The Apple co-founder said in an interview with the Wall Street Journal that the popular handset does, in fact, contain a mechanism that will allow the device to contact Apple's web site and delete software which the company has deemed harmful.
"Hopefully we never have to pull that lever, but we would be irresponsible not to have a lever like that to pull," Jobs told the paper.
The admission confirms a situation first reported nearly two weeks ago by independent researcher Jonathan Zdziarski, who discovered a file in the iPhone's firmware which links to an Apple xml page containing a blank "black list" for malicious applications.
It is not known whether the file Zdziarski uncovered manages malicious applications was the exact protection tool mentioned by Jobs.
On a lighter note, Jobs also told the Journal that sales of iPhone applications were booming, The CEO estimates that the company is averaging some US$1 million per day in sales from the App Store.
The company keeps 30 per cent of sales revenue with the remainder being paid to the developer. The company is said to have a similar deal with record labels for the iTunes music store.
Jobs said that the company paid roughly US$21 million to developers so far. The top ten developers on the service have hauled in some US$9 million since the store was first launched in July.
"I've never seen anything like this in my career for software," Jobs was quoted as saying.
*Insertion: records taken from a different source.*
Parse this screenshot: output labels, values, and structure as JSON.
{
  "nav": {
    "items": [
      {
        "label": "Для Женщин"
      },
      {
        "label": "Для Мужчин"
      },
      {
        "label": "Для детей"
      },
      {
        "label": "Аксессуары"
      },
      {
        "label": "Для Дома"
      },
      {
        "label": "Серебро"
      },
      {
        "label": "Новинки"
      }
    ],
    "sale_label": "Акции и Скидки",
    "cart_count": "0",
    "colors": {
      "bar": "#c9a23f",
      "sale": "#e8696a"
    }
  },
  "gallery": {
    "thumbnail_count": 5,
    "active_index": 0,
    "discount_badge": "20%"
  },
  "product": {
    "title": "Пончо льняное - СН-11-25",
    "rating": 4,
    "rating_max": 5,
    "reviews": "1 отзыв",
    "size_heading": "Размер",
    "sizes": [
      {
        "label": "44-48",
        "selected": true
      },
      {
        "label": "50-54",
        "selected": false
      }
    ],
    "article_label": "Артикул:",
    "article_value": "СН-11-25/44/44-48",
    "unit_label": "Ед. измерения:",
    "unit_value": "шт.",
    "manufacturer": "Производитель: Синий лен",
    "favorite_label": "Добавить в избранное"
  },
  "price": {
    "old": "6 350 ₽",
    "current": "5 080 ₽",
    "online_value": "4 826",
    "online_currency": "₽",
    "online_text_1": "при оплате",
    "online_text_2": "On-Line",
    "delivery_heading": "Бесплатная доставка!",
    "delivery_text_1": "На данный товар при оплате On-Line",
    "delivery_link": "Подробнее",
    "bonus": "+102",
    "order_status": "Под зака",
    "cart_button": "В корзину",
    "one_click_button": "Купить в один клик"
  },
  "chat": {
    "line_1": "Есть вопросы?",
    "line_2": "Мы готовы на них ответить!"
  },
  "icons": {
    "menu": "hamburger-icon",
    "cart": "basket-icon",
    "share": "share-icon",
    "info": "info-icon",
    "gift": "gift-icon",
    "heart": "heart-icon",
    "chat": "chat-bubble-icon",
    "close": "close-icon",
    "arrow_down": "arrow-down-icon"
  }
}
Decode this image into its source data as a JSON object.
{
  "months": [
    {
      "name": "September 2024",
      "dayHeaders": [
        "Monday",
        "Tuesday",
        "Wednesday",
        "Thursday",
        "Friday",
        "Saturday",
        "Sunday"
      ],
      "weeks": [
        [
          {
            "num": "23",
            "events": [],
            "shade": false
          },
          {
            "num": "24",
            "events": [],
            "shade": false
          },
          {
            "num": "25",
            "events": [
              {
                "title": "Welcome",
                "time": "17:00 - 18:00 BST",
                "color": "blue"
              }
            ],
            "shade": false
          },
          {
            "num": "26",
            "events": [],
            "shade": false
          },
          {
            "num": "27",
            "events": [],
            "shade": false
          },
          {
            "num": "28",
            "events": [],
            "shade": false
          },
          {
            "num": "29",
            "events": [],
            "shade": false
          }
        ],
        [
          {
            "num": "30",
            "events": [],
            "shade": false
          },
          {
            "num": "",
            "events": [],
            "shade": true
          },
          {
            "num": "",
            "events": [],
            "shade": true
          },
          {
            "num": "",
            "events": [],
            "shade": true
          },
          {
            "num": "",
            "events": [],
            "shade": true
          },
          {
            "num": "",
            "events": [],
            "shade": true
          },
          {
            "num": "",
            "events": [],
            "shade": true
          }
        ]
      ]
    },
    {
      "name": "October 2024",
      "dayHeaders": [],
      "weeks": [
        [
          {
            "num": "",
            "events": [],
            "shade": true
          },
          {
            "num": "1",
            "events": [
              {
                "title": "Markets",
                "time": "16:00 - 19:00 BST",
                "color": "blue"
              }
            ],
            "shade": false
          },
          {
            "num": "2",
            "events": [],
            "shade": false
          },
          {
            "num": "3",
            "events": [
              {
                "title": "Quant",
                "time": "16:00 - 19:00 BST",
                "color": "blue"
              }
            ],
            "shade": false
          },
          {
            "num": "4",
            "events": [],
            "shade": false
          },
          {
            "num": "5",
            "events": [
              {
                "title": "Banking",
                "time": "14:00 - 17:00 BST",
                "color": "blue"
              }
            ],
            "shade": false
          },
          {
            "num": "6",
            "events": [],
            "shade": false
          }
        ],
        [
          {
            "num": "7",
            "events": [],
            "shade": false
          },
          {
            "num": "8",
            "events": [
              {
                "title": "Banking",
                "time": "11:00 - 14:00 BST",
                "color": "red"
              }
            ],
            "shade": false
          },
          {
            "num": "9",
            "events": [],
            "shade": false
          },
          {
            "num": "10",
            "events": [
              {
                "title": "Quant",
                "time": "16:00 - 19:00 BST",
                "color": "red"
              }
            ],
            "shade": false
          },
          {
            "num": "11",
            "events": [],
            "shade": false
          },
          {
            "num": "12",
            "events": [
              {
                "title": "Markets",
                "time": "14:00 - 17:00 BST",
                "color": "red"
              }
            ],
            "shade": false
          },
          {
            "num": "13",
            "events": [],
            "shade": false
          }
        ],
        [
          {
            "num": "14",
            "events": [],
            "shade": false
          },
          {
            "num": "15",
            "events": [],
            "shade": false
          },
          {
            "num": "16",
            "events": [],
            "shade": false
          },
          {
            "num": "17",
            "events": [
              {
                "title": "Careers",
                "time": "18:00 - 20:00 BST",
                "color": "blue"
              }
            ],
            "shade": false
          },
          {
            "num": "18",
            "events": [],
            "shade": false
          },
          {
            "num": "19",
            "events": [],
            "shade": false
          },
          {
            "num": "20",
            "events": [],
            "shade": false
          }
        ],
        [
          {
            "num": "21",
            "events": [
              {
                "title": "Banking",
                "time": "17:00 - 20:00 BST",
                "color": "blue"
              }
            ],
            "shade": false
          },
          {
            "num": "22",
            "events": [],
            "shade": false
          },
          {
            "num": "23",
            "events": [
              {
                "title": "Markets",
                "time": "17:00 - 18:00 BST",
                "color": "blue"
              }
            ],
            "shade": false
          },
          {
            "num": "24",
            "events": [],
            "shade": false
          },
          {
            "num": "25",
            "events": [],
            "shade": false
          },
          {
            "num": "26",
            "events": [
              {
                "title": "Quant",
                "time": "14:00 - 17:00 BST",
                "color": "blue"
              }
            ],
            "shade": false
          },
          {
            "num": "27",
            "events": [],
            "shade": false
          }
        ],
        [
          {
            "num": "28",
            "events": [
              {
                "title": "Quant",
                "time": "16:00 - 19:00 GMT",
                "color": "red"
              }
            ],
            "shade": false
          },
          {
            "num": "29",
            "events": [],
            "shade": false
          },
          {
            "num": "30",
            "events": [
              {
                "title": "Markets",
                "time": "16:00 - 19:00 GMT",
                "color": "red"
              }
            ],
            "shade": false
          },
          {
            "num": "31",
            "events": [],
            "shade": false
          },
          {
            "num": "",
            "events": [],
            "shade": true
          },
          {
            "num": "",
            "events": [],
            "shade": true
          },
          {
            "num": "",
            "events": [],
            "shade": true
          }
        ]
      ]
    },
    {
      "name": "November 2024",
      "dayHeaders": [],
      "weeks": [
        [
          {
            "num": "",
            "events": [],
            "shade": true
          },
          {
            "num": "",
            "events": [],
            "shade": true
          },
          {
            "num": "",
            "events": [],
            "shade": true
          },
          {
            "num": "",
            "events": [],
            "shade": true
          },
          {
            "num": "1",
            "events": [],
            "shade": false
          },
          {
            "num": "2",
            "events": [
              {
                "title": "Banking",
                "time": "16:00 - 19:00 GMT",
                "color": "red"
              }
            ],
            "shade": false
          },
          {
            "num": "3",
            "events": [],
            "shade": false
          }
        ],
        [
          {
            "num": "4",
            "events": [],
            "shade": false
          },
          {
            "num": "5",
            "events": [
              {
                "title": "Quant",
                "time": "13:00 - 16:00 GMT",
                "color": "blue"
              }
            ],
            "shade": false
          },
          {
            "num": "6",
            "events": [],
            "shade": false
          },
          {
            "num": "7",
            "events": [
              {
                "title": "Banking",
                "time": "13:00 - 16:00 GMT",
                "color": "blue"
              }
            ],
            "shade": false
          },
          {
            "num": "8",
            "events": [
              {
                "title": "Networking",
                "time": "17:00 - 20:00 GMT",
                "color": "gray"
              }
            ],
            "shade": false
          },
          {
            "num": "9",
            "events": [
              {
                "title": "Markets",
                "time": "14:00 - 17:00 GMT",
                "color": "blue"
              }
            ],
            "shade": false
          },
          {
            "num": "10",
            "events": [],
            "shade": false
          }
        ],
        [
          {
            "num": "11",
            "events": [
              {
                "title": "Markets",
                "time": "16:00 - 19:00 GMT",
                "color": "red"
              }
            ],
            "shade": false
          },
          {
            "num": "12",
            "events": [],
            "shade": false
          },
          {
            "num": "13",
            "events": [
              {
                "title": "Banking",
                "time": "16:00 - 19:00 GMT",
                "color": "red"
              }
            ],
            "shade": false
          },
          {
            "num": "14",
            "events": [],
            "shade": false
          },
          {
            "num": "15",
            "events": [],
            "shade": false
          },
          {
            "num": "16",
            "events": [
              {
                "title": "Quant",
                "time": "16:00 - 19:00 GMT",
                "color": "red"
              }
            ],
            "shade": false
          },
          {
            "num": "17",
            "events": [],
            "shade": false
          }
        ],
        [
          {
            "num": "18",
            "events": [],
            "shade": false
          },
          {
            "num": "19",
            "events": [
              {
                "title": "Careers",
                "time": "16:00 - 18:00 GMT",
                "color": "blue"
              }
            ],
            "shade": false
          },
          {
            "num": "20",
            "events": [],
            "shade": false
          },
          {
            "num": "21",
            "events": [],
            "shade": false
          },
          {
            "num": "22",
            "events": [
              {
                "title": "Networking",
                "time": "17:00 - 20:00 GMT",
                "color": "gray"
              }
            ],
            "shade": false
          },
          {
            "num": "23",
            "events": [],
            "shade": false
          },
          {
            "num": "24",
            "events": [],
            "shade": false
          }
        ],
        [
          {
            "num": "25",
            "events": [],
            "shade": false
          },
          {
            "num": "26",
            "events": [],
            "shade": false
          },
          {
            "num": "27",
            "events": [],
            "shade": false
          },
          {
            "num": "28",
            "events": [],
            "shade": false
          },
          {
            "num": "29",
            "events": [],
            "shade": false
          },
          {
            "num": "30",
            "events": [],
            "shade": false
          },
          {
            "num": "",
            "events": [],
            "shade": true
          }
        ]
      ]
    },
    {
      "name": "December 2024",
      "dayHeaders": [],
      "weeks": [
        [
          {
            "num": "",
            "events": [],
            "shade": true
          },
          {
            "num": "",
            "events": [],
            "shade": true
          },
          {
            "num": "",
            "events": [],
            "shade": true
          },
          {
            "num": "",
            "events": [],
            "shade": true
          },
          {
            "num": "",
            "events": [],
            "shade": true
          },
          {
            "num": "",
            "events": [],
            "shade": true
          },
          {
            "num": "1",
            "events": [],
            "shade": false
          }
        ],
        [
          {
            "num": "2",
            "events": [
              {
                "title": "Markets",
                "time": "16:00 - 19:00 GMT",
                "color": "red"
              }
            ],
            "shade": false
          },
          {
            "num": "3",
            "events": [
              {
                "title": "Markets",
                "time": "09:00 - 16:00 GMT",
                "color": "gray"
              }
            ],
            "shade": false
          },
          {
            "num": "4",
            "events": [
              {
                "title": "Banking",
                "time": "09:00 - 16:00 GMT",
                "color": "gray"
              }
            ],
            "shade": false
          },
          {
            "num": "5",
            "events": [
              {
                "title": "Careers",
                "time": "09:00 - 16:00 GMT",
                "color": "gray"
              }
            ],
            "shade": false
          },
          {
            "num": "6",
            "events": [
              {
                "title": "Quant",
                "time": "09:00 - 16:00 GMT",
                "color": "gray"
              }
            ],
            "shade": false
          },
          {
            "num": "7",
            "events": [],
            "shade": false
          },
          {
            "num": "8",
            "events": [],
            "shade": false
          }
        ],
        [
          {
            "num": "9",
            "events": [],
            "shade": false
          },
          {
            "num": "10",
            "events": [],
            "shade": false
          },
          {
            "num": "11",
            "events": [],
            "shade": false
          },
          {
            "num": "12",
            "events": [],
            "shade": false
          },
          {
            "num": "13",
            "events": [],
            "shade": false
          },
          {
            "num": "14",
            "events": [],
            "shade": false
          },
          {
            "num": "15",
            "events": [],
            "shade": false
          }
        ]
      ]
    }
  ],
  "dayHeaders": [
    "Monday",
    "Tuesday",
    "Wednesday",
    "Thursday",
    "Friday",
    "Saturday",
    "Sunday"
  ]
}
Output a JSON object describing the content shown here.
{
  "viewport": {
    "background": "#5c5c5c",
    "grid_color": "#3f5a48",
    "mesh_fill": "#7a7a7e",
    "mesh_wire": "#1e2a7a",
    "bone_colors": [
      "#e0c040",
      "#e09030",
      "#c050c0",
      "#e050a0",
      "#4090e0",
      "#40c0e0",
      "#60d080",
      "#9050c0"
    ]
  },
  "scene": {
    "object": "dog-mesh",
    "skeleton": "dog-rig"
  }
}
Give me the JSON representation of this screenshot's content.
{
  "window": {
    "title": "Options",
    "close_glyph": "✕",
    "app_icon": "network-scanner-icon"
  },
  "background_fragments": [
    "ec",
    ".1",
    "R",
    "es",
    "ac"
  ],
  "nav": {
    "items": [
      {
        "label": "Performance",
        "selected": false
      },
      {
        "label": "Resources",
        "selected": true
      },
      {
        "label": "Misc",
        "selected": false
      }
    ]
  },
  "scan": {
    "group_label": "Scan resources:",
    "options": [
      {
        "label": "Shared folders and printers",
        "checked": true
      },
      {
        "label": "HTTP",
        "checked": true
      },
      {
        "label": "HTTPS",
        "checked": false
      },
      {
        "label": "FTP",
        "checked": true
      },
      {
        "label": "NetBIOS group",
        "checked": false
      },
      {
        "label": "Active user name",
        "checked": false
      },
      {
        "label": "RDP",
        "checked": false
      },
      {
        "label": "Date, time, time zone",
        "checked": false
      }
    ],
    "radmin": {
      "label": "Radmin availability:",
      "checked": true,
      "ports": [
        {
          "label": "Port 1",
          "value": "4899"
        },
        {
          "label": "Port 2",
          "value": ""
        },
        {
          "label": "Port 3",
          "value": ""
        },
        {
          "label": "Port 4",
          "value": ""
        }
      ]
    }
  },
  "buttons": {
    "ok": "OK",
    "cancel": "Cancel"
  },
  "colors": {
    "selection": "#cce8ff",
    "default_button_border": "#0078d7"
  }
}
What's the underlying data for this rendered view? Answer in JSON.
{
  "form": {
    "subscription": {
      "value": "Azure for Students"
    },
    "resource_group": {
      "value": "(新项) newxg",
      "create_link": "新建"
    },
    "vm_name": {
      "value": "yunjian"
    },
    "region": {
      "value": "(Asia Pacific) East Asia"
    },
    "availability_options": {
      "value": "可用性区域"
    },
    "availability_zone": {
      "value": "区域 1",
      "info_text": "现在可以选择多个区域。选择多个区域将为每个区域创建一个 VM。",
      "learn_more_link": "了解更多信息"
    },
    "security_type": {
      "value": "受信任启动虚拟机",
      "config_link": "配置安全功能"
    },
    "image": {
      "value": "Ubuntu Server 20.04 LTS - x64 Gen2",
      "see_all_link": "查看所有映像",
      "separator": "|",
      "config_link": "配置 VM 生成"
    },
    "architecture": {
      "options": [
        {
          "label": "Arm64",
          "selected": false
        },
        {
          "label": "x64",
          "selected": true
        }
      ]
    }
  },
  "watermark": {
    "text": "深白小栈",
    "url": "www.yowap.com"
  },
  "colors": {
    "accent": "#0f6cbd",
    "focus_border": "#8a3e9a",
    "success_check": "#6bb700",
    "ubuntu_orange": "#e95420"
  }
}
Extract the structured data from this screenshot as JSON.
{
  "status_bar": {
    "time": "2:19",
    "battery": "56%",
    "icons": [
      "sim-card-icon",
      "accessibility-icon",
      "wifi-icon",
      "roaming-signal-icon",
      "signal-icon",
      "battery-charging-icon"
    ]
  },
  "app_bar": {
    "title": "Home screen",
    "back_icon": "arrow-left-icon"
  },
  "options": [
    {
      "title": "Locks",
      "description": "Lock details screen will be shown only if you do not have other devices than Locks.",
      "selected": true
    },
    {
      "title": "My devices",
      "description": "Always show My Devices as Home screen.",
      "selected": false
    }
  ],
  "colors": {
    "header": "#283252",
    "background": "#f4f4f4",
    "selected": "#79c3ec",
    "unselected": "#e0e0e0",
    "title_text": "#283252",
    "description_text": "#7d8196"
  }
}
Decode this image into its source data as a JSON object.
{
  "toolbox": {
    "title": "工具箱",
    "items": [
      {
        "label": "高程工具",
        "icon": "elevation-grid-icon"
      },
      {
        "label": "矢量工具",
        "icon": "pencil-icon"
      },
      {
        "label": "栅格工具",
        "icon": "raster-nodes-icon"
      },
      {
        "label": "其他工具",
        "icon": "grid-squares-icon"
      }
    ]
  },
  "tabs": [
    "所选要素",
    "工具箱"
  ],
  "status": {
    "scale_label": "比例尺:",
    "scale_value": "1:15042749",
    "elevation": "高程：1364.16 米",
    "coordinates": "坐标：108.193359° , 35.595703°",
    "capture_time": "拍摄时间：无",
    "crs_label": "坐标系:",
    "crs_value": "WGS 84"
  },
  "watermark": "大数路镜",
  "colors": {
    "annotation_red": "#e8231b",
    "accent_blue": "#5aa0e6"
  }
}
"Who knows, maybe it will be a US$1bn marketplace at some point in time."
Jobs admits to iPhone blacklist
By Shaun Nichols on Aug 12, 2008 4:01PM